Task brief: Filter the entries for the string "close". Copy each line that has it.

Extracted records
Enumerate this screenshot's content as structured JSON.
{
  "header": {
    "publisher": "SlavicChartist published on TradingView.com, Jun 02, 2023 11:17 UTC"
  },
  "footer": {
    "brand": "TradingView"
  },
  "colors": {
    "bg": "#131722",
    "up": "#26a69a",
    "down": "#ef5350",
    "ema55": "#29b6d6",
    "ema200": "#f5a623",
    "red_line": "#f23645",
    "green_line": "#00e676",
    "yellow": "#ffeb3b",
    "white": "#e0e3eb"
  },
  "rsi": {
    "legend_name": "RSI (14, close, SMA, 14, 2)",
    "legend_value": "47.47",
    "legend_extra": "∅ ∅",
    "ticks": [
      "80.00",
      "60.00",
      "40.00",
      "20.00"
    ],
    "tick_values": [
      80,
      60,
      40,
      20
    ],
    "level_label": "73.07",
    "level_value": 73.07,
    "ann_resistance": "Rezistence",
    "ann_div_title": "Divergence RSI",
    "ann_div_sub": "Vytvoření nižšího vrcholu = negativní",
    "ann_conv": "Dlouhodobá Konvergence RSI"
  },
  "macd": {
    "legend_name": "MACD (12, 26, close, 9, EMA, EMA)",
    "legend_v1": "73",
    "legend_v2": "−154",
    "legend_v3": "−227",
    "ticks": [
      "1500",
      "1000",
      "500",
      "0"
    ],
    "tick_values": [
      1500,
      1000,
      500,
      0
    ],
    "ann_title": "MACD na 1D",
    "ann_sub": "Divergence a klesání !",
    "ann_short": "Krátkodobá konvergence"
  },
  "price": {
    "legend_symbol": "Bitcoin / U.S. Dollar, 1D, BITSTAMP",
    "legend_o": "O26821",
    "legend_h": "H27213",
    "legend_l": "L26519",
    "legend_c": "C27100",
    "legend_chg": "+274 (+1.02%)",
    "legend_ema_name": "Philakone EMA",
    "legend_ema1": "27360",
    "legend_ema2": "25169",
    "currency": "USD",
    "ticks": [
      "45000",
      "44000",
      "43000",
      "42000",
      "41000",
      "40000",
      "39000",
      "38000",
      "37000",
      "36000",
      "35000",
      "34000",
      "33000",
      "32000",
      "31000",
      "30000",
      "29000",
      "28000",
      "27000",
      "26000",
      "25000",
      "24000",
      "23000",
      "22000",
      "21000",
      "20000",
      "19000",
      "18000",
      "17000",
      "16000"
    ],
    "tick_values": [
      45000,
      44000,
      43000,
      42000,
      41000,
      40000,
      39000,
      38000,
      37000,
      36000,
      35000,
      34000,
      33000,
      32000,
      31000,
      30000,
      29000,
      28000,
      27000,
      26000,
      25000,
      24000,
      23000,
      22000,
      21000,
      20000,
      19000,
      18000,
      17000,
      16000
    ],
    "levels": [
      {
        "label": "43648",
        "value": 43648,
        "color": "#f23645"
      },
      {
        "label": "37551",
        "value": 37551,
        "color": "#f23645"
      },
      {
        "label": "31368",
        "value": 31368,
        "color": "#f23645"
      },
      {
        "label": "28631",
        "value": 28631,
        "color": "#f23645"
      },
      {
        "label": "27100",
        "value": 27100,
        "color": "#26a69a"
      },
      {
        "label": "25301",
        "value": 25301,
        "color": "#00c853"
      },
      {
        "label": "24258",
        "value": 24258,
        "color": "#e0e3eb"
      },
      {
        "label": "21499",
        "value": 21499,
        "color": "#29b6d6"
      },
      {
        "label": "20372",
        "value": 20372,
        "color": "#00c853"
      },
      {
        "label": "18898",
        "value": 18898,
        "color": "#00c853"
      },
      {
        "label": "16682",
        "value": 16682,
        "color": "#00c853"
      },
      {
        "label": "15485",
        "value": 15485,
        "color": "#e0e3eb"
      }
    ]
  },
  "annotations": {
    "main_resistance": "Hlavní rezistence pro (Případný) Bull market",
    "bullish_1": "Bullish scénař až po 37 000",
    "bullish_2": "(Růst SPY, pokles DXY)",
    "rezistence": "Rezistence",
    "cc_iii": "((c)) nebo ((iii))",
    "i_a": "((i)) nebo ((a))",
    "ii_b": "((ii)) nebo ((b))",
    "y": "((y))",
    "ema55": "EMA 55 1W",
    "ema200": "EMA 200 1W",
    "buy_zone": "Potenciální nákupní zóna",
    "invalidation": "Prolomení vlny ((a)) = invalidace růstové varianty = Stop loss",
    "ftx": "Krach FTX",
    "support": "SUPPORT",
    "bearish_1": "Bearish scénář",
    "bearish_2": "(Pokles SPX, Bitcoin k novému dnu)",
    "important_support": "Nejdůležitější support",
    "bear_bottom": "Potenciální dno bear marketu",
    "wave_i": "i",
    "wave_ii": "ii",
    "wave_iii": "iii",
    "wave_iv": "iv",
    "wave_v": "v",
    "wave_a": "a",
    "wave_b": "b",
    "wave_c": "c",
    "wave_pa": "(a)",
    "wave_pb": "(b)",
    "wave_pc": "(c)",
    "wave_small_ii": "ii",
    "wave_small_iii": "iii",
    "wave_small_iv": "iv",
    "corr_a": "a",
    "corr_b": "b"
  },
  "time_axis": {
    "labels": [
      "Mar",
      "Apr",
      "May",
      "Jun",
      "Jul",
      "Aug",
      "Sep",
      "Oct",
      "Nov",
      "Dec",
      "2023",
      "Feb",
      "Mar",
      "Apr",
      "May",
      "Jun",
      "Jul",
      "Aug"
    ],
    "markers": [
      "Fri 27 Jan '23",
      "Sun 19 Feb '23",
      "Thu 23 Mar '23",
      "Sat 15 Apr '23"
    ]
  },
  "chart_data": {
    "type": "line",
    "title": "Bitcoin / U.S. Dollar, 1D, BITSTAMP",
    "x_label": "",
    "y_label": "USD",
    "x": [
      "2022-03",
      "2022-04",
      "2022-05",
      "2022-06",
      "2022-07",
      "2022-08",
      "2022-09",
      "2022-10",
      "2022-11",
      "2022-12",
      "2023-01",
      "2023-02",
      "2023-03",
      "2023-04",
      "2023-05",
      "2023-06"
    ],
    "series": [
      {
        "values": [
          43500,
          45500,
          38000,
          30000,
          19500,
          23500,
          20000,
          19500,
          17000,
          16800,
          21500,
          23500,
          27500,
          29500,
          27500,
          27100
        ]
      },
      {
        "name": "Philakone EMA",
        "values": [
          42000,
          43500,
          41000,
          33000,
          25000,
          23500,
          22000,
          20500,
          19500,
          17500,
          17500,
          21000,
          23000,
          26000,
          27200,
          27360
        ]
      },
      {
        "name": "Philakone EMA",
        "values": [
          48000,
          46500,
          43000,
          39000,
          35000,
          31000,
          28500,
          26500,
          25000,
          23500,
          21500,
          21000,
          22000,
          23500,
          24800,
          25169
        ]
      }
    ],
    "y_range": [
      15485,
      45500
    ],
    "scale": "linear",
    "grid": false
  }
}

Output for this exercise:
    "legend_name": "RSI (14, close, SMA, 14, 2)",
    "legend_name": "MACD (12, 26, close, 9, EMA, EMA)",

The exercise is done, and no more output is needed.